IDF judge orders rare judicial probe of Black Hebrew soldier controversial death

The first hearing before the investigative judge regarding Toveet Radcliff’s death by gunshot wound to the head on February 21, 2015 is scheduled for this coming Monday.

Gavel [Illustrative] (photo credit: INIMAGE)
Gavel [Illustrative]
(photo credit: INIMAGE)
IDF Chief Justice Maj.-Gen. Doron Filis has taken the rare measure of ordering a judge to run an investigation into the controversial death of a black Hebrew female soldier.
Toveet Radcliffe died from a gunshot wound to the head on February 21, 2015. The first hearing before the investigative judge regarding her death is scheduled for Monday.
Normally, only the IDF prosecution directs an investigation.
However, in this case, the IDF prosecution repeatedly refused to treat the case as anything other than a suicide, leading Filis to take the exceptional action of appointing an IDF judge to do the IDF prosecution’s job.
Radcliffe was guarding a Patriot missile battery at the Palmahim Air Force Base near Rishon Lezion at the time of her death. The IDF closed its investigation into the incident in January 2016, dubbing it a suicide and finding that no one else was involved.
Filis’s ruling and Monday’s hearing do not mean that others were involved or that Radcliffe’s death was a murder.
But it does mean that those possibilities are being taken seriously by the IDF’s highest judge.

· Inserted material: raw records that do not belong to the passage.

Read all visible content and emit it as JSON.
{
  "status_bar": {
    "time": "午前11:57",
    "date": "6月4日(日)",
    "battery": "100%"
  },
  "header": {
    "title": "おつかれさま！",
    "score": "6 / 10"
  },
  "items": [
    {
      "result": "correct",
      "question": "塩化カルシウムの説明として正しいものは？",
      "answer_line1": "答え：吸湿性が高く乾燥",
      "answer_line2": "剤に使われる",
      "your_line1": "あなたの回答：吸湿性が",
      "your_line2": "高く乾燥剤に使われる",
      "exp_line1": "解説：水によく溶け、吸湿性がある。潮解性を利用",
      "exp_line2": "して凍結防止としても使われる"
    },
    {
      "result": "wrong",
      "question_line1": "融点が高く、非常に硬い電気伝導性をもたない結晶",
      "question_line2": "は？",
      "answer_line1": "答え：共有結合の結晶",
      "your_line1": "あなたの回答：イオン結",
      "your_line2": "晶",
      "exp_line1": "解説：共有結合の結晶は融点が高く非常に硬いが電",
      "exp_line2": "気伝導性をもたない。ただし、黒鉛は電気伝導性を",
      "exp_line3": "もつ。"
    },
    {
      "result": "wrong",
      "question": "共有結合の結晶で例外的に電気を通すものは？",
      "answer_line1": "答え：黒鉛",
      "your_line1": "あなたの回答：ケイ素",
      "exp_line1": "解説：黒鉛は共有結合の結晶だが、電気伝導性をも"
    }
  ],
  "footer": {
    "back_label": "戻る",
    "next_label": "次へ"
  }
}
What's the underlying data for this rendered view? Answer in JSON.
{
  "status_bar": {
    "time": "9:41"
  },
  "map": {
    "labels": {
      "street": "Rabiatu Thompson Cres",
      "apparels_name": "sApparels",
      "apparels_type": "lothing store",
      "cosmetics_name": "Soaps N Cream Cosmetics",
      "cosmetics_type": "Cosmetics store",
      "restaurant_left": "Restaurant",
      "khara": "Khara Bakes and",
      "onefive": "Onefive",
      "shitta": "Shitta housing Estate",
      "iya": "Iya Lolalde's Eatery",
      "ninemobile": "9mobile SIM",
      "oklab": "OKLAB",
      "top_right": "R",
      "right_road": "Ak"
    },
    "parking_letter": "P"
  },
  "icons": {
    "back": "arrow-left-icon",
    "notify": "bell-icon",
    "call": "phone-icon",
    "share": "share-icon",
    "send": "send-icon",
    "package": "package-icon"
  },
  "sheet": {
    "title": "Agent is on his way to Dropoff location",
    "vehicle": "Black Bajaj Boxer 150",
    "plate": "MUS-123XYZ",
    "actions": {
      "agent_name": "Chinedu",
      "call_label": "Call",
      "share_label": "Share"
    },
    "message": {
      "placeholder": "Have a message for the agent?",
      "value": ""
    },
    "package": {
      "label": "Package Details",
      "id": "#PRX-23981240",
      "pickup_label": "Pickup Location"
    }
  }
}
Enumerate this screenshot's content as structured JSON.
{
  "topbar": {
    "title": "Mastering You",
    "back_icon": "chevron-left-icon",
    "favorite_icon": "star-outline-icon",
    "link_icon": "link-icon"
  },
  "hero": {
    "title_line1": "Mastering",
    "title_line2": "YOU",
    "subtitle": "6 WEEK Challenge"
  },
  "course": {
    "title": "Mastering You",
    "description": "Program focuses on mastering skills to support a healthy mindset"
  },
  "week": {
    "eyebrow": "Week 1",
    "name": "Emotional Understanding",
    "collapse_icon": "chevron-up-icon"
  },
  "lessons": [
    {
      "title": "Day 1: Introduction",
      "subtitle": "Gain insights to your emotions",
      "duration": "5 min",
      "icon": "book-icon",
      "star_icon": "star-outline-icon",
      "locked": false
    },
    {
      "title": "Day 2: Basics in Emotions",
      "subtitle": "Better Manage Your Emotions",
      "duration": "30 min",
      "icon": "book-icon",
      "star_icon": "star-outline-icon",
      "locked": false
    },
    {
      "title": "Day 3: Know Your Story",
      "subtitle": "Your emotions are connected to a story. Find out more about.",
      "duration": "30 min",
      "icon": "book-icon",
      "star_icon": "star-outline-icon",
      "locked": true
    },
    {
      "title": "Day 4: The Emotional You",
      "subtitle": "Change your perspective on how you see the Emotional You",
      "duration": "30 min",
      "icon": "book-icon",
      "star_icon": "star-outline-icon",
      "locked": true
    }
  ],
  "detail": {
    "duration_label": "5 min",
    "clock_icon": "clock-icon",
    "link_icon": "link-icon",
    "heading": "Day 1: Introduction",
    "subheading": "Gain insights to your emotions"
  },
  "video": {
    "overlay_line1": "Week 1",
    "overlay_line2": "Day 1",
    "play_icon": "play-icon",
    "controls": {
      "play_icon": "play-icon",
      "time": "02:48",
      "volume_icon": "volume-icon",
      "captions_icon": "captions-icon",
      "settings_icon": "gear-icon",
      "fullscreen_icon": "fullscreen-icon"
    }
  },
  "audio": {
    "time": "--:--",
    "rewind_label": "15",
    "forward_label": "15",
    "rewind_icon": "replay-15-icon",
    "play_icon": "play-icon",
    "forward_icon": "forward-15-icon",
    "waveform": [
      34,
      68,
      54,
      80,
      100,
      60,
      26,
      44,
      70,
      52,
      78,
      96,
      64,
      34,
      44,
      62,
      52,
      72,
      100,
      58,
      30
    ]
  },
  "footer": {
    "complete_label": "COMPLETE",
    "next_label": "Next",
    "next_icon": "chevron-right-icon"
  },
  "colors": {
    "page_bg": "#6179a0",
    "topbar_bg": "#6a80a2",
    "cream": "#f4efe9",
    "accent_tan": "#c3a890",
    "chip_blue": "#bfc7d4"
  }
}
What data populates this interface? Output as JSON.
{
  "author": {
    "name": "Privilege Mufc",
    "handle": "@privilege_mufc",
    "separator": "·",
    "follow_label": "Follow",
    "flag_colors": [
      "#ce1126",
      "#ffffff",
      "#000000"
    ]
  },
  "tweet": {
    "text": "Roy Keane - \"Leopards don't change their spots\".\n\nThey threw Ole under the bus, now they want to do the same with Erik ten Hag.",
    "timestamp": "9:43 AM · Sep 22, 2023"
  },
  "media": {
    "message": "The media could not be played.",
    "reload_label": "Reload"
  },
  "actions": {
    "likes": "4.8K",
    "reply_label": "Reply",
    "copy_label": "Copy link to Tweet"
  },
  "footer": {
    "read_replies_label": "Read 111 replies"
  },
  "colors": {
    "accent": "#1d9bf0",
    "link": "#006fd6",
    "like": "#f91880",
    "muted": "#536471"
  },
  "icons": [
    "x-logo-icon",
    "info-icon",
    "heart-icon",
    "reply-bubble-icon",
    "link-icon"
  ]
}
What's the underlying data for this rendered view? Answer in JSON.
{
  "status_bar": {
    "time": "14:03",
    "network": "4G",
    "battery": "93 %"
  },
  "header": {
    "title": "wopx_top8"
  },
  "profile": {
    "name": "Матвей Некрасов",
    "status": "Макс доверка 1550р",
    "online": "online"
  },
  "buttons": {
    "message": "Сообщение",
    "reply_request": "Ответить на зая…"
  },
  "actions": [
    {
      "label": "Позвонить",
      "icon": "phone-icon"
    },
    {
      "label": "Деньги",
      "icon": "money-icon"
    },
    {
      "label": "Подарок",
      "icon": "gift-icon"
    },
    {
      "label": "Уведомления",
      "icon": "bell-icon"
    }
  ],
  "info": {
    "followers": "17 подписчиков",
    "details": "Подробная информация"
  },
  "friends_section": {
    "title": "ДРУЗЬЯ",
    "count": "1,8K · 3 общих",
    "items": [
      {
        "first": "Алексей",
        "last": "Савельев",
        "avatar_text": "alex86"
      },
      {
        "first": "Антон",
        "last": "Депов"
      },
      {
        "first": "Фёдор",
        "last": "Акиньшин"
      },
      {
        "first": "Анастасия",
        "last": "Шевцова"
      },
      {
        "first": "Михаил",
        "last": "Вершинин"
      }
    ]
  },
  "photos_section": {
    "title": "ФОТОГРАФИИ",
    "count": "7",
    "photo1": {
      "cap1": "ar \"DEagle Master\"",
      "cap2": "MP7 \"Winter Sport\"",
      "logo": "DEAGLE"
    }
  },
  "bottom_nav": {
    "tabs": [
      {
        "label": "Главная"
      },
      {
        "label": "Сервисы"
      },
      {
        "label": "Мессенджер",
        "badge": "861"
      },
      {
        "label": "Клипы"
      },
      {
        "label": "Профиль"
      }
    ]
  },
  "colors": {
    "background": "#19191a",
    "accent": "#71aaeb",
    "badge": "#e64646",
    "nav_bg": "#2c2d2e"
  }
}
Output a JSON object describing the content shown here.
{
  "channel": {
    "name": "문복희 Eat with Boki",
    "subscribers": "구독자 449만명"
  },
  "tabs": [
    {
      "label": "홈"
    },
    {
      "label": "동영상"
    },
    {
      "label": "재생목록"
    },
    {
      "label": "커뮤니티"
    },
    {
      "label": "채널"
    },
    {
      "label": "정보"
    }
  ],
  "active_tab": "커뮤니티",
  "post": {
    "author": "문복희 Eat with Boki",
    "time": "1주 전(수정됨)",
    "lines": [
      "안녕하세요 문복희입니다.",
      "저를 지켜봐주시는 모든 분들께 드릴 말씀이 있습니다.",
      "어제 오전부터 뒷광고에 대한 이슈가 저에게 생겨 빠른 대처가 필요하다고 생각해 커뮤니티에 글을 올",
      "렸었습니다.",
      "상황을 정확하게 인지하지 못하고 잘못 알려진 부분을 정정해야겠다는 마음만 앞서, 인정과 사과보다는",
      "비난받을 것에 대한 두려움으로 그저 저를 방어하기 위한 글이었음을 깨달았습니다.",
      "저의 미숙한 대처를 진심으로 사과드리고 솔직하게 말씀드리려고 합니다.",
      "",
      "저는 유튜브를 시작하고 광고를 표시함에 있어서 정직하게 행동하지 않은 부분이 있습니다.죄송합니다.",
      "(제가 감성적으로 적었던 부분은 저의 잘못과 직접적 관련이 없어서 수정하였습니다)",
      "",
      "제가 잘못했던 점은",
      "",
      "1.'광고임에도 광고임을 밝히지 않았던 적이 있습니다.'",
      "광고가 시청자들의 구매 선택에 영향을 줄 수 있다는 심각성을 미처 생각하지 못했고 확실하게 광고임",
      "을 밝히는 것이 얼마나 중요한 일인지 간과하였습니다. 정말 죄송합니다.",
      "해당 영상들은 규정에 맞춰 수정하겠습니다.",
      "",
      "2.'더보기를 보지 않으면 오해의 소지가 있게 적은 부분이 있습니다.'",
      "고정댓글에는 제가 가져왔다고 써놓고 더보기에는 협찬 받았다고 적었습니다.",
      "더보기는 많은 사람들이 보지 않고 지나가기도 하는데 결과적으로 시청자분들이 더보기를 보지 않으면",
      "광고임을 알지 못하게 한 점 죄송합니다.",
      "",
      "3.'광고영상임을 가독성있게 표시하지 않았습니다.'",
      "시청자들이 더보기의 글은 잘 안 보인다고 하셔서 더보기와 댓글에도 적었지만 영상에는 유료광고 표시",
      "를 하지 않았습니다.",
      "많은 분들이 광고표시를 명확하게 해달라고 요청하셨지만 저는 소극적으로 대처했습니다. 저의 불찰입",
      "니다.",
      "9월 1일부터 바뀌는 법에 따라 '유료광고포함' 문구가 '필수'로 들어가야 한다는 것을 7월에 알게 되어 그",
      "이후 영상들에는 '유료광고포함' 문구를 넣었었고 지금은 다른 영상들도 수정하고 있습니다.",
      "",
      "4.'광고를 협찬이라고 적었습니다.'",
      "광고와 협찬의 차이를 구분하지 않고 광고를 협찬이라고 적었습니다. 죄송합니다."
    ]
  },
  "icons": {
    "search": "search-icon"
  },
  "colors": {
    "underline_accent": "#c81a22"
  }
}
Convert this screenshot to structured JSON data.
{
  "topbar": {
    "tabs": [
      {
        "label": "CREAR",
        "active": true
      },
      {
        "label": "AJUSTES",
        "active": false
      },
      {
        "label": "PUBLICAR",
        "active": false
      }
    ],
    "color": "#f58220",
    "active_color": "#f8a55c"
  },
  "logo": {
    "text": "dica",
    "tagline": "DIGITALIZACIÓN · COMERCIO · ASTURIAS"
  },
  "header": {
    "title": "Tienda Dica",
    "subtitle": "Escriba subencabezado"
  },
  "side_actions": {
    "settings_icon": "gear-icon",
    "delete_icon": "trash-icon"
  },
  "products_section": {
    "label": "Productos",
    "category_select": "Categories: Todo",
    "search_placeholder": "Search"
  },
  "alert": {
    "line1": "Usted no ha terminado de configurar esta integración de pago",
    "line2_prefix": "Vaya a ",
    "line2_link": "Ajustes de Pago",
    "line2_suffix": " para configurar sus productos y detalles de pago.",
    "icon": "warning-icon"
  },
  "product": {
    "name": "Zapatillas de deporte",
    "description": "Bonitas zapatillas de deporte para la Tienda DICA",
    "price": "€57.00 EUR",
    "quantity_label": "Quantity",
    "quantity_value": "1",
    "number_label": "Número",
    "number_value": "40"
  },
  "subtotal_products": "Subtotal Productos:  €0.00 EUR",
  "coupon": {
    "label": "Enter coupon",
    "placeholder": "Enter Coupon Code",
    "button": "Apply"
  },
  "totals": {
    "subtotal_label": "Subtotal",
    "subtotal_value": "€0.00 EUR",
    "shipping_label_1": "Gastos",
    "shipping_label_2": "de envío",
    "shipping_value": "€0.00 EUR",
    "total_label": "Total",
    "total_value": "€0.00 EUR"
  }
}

The case is also exceptional because of Racliffe’s background, both as a woman and as a member of the small sect of black Hebrews, African- Americans who started to move to the Dimona area in 1969.
The sect incorporates aspects of both Judaism and Christianity and has often had tense relations with mainstream Israeli institutions.
That made Radcliffe – the group’s first female member to become a combat soldier – even more unusual.
Some members of Radcliffe’s family claim she was murdered and that the military police and prosecution have covered it up; others have suggested the probe was performed incompetently.
In his ruling, Filis wrote that the military police and prosecution did not properly interview all relevant witnesses, allowed tampering with key pieces of evidence and failed to explore evidence which might have led to a theory of murder.
“Alternative directions for the investigation which arose from the existing evidence, which were not previously checked and about which it was declared that they would not be checked” in the future, were too large to ignore, Filis wrote.
Essentially, Filis said the military police and the prosecution jumped on the suicide theory from the start and never looked back, despite various signs to the contrary and potential contradictions.
“There was a decision to appoint an investigative judge to check the reasons for her death... The probe by the military police was insufficient,” the Radcliffe’s family lawyer, Yafit Weisbuch, said in response to the decision and the upcoming hearing.
An IDF spokesman acknowledged Filis’s decision to appoint an investigative judge to further evaluate the background of Radcliffe’s death, though the IDF position has been that there is no evidence of another individual having been involved.